Better options include a high-yield savings account or a money market account where you’ll still get a solid return rate, and you can easily withdraw the funds as needed.

What will your home maintenance budget go toward?

Generally speaking, home maintenance is performed in order to keep your property in the condition it is currently in, while renovations or upgrades are done when you want to change or improve something.

A home maintenance budget should focus primarily on routine upkeep, repairs/fixes, and prevention of bigger problems, rather than larger projects like gutting and replacing a bathroom or kitchen. Of course, there might be times when there’s some overlap. For instance, if you’re faced with replacing a leaky faucet, it might make sense to upgrade to a nicer fixture.

A close-up of paint being poured into a tray which could be used for home maintenance.
Source: (Bidvine / Pexels)

Common home maintenance items

Drilling down into the specifics, what types of things would fall into the home maintenance category? Taylor offers some examples of preventative items and common fixes:
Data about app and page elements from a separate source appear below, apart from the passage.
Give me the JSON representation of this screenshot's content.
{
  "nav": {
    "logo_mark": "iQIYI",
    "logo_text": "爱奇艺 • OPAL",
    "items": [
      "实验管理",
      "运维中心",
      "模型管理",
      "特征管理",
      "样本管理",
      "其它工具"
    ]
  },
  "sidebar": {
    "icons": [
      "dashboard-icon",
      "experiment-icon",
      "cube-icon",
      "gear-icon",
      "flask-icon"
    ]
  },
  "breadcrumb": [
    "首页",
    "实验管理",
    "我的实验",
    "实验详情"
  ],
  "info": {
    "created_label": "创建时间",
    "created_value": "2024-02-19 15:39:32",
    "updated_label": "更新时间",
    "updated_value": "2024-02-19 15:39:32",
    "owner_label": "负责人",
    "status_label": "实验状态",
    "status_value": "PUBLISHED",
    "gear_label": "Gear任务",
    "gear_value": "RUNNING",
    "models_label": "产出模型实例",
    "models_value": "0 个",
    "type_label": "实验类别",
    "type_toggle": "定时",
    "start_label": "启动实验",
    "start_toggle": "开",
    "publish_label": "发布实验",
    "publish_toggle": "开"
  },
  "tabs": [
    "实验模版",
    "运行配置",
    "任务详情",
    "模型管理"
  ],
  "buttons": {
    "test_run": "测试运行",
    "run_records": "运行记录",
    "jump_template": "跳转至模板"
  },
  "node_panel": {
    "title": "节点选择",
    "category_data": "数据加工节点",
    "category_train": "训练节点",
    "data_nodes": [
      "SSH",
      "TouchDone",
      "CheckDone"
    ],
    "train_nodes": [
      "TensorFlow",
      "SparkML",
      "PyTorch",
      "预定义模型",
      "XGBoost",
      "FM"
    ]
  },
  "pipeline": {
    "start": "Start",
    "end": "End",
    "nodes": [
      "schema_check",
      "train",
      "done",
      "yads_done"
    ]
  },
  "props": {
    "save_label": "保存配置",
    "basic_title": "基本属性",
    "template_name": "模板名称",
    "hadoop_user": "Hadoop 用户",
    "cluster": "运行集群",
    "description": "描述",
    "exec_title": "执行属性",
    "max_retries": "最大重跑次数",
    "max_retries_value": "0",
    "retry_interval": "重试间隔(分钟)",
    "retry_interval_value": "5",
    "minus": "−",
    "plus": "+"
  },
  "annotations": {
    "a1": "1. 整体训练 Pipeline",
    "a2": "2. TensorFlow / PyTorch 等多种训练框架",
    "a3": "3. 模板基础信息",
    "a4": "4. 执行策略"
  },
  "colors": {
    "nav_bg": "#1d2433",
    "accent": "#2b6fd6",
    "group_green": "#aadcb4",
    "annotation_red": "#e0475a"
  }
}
  • Have the HVAC system routinely serviced (following an HVAC maintenance checklist can help keep your system running smoothly).
  • Replace air filters as recommended by the manufacturer (check out this handy timing guide).
  • Vacuum air vents to remove dust as needed.
  • Run hot and cold water in bathrooms that are not often used to prevent sewer gas from leaking into the home.
  • Repair any grout cracks in wet areas with silicone caulk.
  • Clean garbage disposals (Taylor recommends using ice cubes as a thrifty solution).
  • Turn valves under sinks at least once a year to prevent them from getting stuck.
  • Service kitchen appliances as needed to keep them in good working order (Mr. Appliance offers some preventative maintenance tips).
  • Repair squeaky door hinges (try this tip to silence them without the use of any toxic chemicals).
  • Clean out/lubricate window tracks.
  • Clean out faucet aerators to remove hard-water deposits.
  • Test all smoke alarms and replace batteries as needed.
  • Check fire extinguishers once a year to make sure they haven’t expired.
  • Take care of any pest or termite control needs.


  • Seal and/or stain the deck as needed.
  • Clean out yard drains to remove excess leaves and prevent clogs (here’s how).
  • Trim trees and bushes.
  • Touch up any peeling or faded paint (a fresh coat of exterior paint has been shown to increase the home’s value).
  • Freshen up mulch and plants seasonally.

Plan for home maintenance now, and you’ll be grateful when you sell

By having a home maintenance budget, you’ll be better able to keep up with day-to-day upkeep. That means when it comes time to put your home on the market, you’ll already be ahead of the game.

Instead of rushing to take care of a long list of repairs and deferred maintenance, you’ll have more time to focus on decluttering, packing, staging, and enhancing curb appeal to help sell your home faster. Proper maintenance will also preserve your home’s value long term so you can command a price you’re happy with when the time comes to sell.

Header Image Source: (Bidvine / Pexels)